Segment Start: Material for this exercise

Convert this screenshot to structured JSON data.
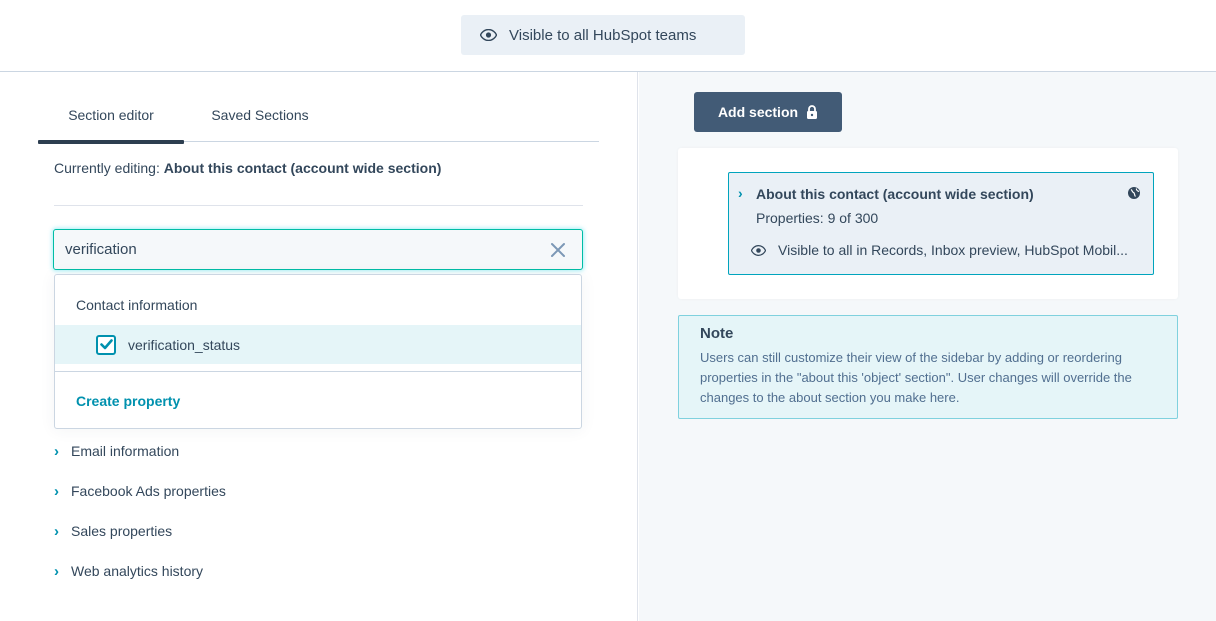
{
  "top": {
    "visibility_label": "Visible to all HubSpot teams"
  },
  "editor": {
    "tabs": [
      {
        "label": "Section editor",
        "active": true
      },
      {
        "label": "Saved Sections",
        "active": false
      }
    ],
    "currently_editing_prefix": "Currently editing:",
    "currently_editing_value": "About this contact (account wide section)",
    "search_value": "verification",
    "dropdown": {
      "group_label": "Contact information",
      "options": [
        {
          "label": "verification_status",
          "checked": true
        }
      ],
      "create_label": "Create property"
    },
    "property_groups": [
      {
        "label": "Email information"
      },
      {
        "label": "Facebook Ads properties"
      },
      {
        "label": "Sales properties"
      },
      {
        "label": "Web analytics history"
      }
    ]
  },
  "preview": {
    "add_section_label": "Add section",
    "section": {
      "title": "About this contact (account wide section)",
      "properties": "Properties: 9 of 300",
      "visibility": "Visible to all in Records, Inbox preview, HubSpot Mobil..."
    },
    "note": {
      "title": "Note",
      "body": "Users can still customize their view of the sidebar by adding or reordering properties in the \"about this 'object' section\". User changes will override the changes to the about section you make here."
    }
  },
  "colors": {
    "accent": "#0091ae",
    "focus_border": "#00bda5",
    "button_dark": "#425b76",
    "text": "#33475b"
  }
}
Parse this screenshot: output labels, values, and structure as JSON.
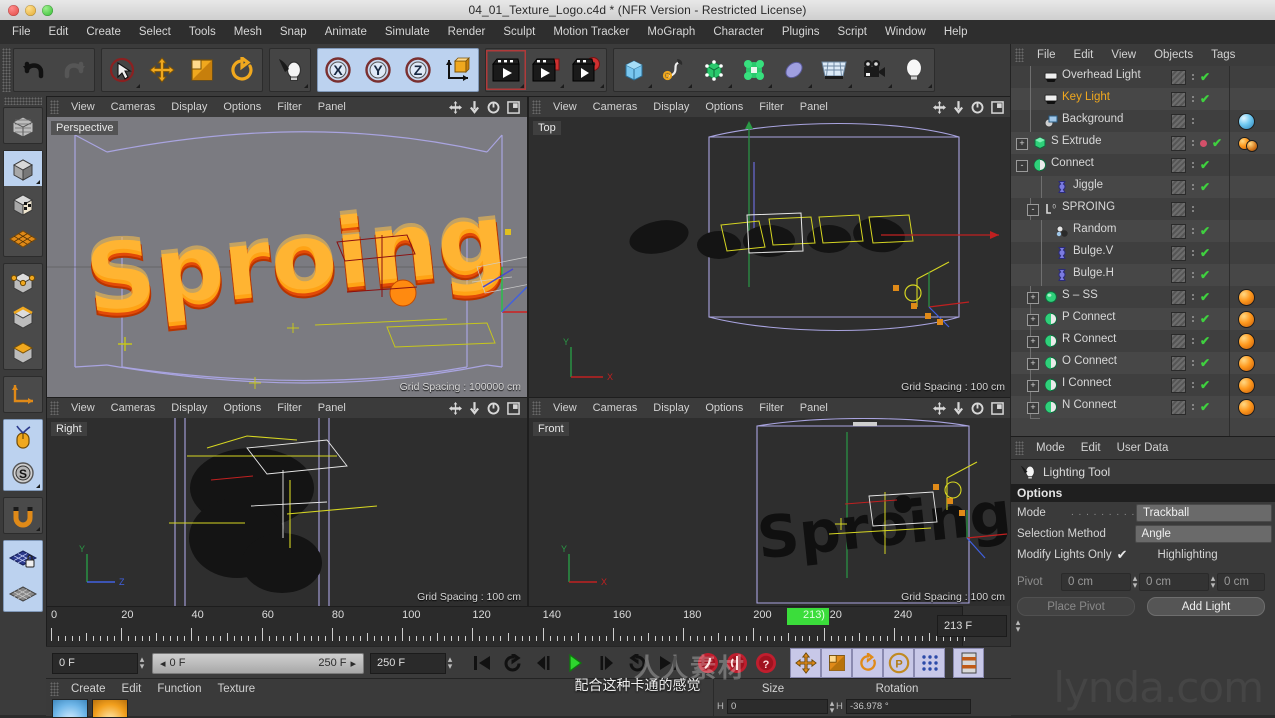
{
  "window": {
    "title": "04_01_Texture_Logo.c4d * (NFR Version - Restricted License)",
    "traffic": [
      "close",
      "minimize",
      "zoom"
    ]
  },
  "menubar": {
    "items": [
      "File",
      "Edit",
      "Create",
      "Select",
      "Tools",
      "Mesh",
      "Snap",
      "Animate",
      "Simulate",
      "Render",
      "Sculpt",
      "Motion Tracker",
      "MoGraph",
      "Character",
      "Plugins",
      "Script",
      "Window",
      "Help"
    ]
  },
  "toolbar": {
    "groups": [
      {
        "name": "history",
        "buttons": [
          {
            "icon": "undo-icon",
            "label": "Undo"
          },
          {
            "icon": "redo-icon",
            "label": "Redo"
          }
        ]
      },
      {
        "name": "transform",
        "buttons": [
          {
            "icon": "select-live-icon",
            "label": "Live Selection"
          },
          {
            "icon": "move-icon",
            "label": "Move"
          },
          {
            "icon": "scale-icon",
            "label": "Scale"
          },
          {
            "icon": "rotate-icon",
            "label": "Rotate"
          }
        ]
      },
      {
        "name": "light-tool",
        "buttons": [
          {
            "icon": "lighting-tool-icon",
            "label": "Lighting Tool"
          }
        ]
      },
      {
        "name": "axis-locks",
        "buttons": [
          {
            "icon": "axis-x-icon",
            "label": "X"
          },
          {
            "icon": "axis-y-icon",
            "label": "Y"
          },
          {
            "icon": "axis-z-icon",
            "label": "Z"
          },
          {
            "icon": "world-object-axis-icon",
            "label": "World/Object"
          }
        ]
      },
      {
        "name": "render",
        "buttons": [
          {
            "icon": "render-view-icon",
            "label": "Render View"
          },
          {
            "icon": "render-to-picture-icon",
            "label": "Render to Picture Viewer"
          },
          {
            "icon": "render-settings-icon",
            "label": "Edit Render Settings"
          }
        ]
      },
      {
        "name": "create",
        "buttons": [
          {
            "icon": "cube-primitive-icon",
            "label": "Cube"
          },
          {
            "icon": "spline-pen-icon",
            "label": "Spline"
          },
          {
            "icon": "generator-icon",
            "label": "Generators"
          },
          {
            "icon": "deformer-icon",
            "label": "Deformers"
          },
          {
            "icon": "scene-object-icon",
            "label": "Environment"
          },
          {
            "icon": "floor-icon",
            "label": "Floor"
          },
          {
            "icon": "camera-icon",
            "label": "Camera"
          },
          {
            "icon": "light-icon",
            "label": "Light"
          }
        ]
      }
    ]
  },
  "left_toolbar": {
    "buttons": [
      {
        "icon": "make-editable-icon",
        "label": "Make Editable"
      },
      {
        "icon": "model-mode-icon",
        "label": "Model Mode"
      },
      {
        "icon": "texture-mode-icon",
        "label": "Texture Mode"
      },
      {
        "icon": "polygon-grid-icon",
        "label": "Workplane"
      },
      {
        "icon": "point-mode-icon",
        "label": "Points"
      },
      {
        "icon": "edge-mode-icon",
        "label": "Edges"
      },
      {
        "icon": "polygon-mode-icon",
        "label": "Polygons"
      },
      {
        "icon": "axis-modify-icon",
        "label": "Enable Axis"
      },
      {
        "icon": "viewport-solo-icon",
        "label": "Viewport Solo"
      },
      {
        "icon": "snap-s-icon",
        "label": "Enable Snapping"
      },
      {
        "icon": "magnet-icon",
        "label": "Magnet"
      },
      {
        "icon": "workplane-lock-icon",
        "label": "Lock Workplane"
      },
      {
        "icon": "workplane-icon",
        "label": "Planar Workplane"
      }
    ]
  },
  "viewports": {
    "menu": [
      "View",
      "Cameras",
      "Display",
      "Options",
      "Filter",
      "Panel"
    ],
    "icons": [
      "pan-icon",
      "dolly-icon",
      "rotate-view-icon",
      "maximize-icon"
    ],
    "panels": [
      {
        "label": "Perspective",
        "grid": "Grid Spacing : 100000 cm"
      },
      {
        "label": "Top",
        "grid": "Grid Spacing : 100 cm"
      },
      {
        "label": "Right",
        "grid": "Grid Spacing : 100 cm"
      },
      {
        "label": "Front",
        "grid": "Grid Spacing : 100 cm"
      }
    ]
  },
  "object_manager": {
    "menu": [
      "File",
      "Edit",
      "View",
      "Objects",
      "Tags"
    ],
    "rows": [
      {
        "name": "Overhead Light",
        "indent": 1,
        "icon": "light-object-icon",
        "icon_color": "#e9e9e9",
        "expand": "",
        "visible": true,
        "dot": "",
        "material": false
      },
      {
        "name": "Key Light",
        "indent": 1,
        "icon": "light-object-icon",
        "icon_color": "#e9e9e9",
        "expand": "",
        "visible": true,
        "dot": "",
        "material": false,
        "selected": true
      },
      {
        "name": "Background",
        "indent": 1,
        "icon": "background-object-icon",
        "icon_color": "#9fc6e8",
        "expand": "",
        "visible": false,
        "dot": "",
        "material": "blue"
      },
      {
        "name": "S Extrude",
        "indent": 0,
        "icon": "extrude-icon",
        "icon_color": "#2fd07a",
        "expand": "+",
        "visible": true,
        "dot": "red",
        "material": "orange-small"
      },
      {
        "name": "Connect",
        "indent": 0,
        "icon": "connect-icon",
        "icon_color": "#2fd07a",
        "expand": "-",
        "visible": true,
        "dot": "",
        "material": false
      },
      {
        "name": "Jiggle",
        "indent": 2,
        "icon": "deformer-object-icon",
        "icon_color": "#7b7be0",
        "expand": "",
        "visible": true,
        "dot": "",
        "material": false
      },
      {
        "name": "SPROING",
        "indent": 1,
        "icon": "text-spline-icon",
        "icon_color": "#cfcfcf",
        "expand": "-",
        "visible": false,
        "dot": "",
        "material": false
      },
      {
        "name": "Random",
        "indent": 2,
        "icon": "random-effector-icon",
        "icon_color": "#9fc6e8",
        "expand": "",
        "visible": true,
        "dot": "",
        "material": false
      },
      {
        "name": "Bulge.V",
        "indent": 2,
        "icon": "bulge-icon",
        "icon_color": "#7b7be0",
        "expand": "",
        "visible": true,
        "dot": "",
        "material": false
      },
      {
        "name": "Bulge.H",
        "indent": 2,
        "icon": "bulge-icon",
        "icon_color": "#7b7be0",
        "expand": "",
        "visible": true,
        "dot": "",
        "material": false
      },
      {
        "name": "S – SS",
        "indent": 1,
        "icon": "sweep-icon",
        "icon_color": "#2fd07a",
        "expand": "+",
        "visible": true,
        "dot": "",
        "material": "orange"
      },
      {
        "name": "P Connect",
        "indent": 1,
        "icon": "connect-icon",
        "icon_color": "#2fd07a",
        "expand": "+",
        "visible": true,
        "dot": "",
        "material": "orange"
      },
      {
        "name": "R Connect",
        "indent": 1,
        "icon": "connect-icon",
        "icon_color": "#2fd07a",
        "expand": "+",
        "visible": true,
        "dot": "",
        "material": "orange"
      },
      {
        "name": "O Connect",
        "indent": 1,
        "icon": "connect-icon",
        "icon_color": "#2fd07a",
        "expand": "+",
        "visible": true,
        "dot": "",
        "material": "orange"
      },
      {
        "name": "I Connect",
        "indent": 1,
        "icon": "connect-icon",
        "icon_color": "#2fd07a",
        "expand": "+",
        "visible": true,
        "dot": "",
        "material": "orange"
      },
      {
        "name": "N Connect",
        "indent": 1,
        "icon": "connect-icon",
        "icon_color": "#2fd07a",
        "expand": "+",
        "visible": true,
        "dot": "",
        "material": "orange"
      }
    ]
  },
  "attributes": {
    "menu": [
      "Mode",
      "Edit",
      "User Data"
    ],
    "object": "Lighting Tool",
    "object_icon": "lighting-tool-icon",
    "section": "Options",
    "rows": [
      {
        "label": "Mode",
        "dots": ". . . . . . . . . .",
        "value": "Trackball",
        "type": "select"
      },
      {
        "label": "Selection Method",
        "dots": "",
        "value": "Angle",
        "type": "select"
      }
    ],
    "checkbox_label": "Modify Lights Only",
    "checkbox_checked": true,
    "checkbox2_label": "Highlighting",
    "pivot_label": "Pivot",
    "pivot_values": [
      "0 cm",
      "0 cm",
      "0 cm"
    ],
    "place_pivot_label": "Place Pivot",
    "add_light_label": "Add Light"
  },
  "timeline": {
    "ticks": [
      0,
      20,
      40,
      60,
      80,
      100,
      120,
      140,
      160,
      180,
      200,
      220,
      240
    ],
    "current_frame_label": "213)",
    "current_frame": 213,
    "range_start": 0,
    "range_end": 250,
    "field_value": "213 F"
  },
  "transport": {
    "current_field": "0 F",
    "range_left": "0 F",
    "range_right": "250 F",
    "end_field": "250 F",
    "buttons": [
      {
        "icon": "go-to-start-icon",
        "label": "Go to Start"
      },
      {
        "icon": "prev-key-icon",
        "label": "Go to Previous Key"
      },
      {
        "icon": "step-back-icon",
        "label": "Go to Previous Frame"
      },
      {
        "icon": "play-icon",
        "label": "Play Forwards"
      },
      {
        "icon": "step-forward-icon",
        "label": "Go to Next Frame"
      },
      {
        "icon": "next-key-icon",
        "label": "Go to Next Key"
      },
      {
        "icon": "go-to-end-icon",
        "label": "Go to End"
      },
      {
        "icon": "record-active-icon",
        "label": "Record Active Objects"
      },
      {
        "icon": "autokey-icon",
        "label": "Autokeying"
      },
      {
        "icon": "keyframe-selection-icon",
        "label": "Keyframe Selection"
      },
      {
        "icon": "key-position-icon",
        "label": "Position"
      },
      {
        "icon": "key-scale-icon",
        "label": "Scale"
      },
      {
        "icon": "key-rotation-icon",
        "label": "Rotation"
      },
      {
        "icon": "key-param-icon",
        "label": "Parameter"
      },
      {
        "icon": "key-pla-icon",
        "label": "Point Level Animation"
      },
      {
        "icon": "timeline-icon",
        "label": "Timeline"
      }
    ]
  },
  "material_manager": {
    "menu": [
      "Create",
      "Edit",
      "Function",
      "Texture"
    ],
    "swatches": [
      {
        "name": "sky-material",
        "color": "#6fb6e8"
      },
      {
        "name": "logo-material",
        "color": "#f2a01e"
      }
    ]
  },
  "coordinates": {
    "headers": [
      "Size",
      "Rotation"
    ],
    "rows": [
      {
        "axis": "H",
        "size": "0",
        "rotation": "-36.978 °"
      }
    ]
  },
  "overlay": {
    "subtitle": "配合这种卡通的感觉",
    "watermark": "lynda.com",
    "center_watermark": "人人素材"
  }
}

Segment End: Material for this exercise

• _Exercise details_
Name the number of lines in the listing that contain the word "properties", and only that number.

• _Solution to this problem_
4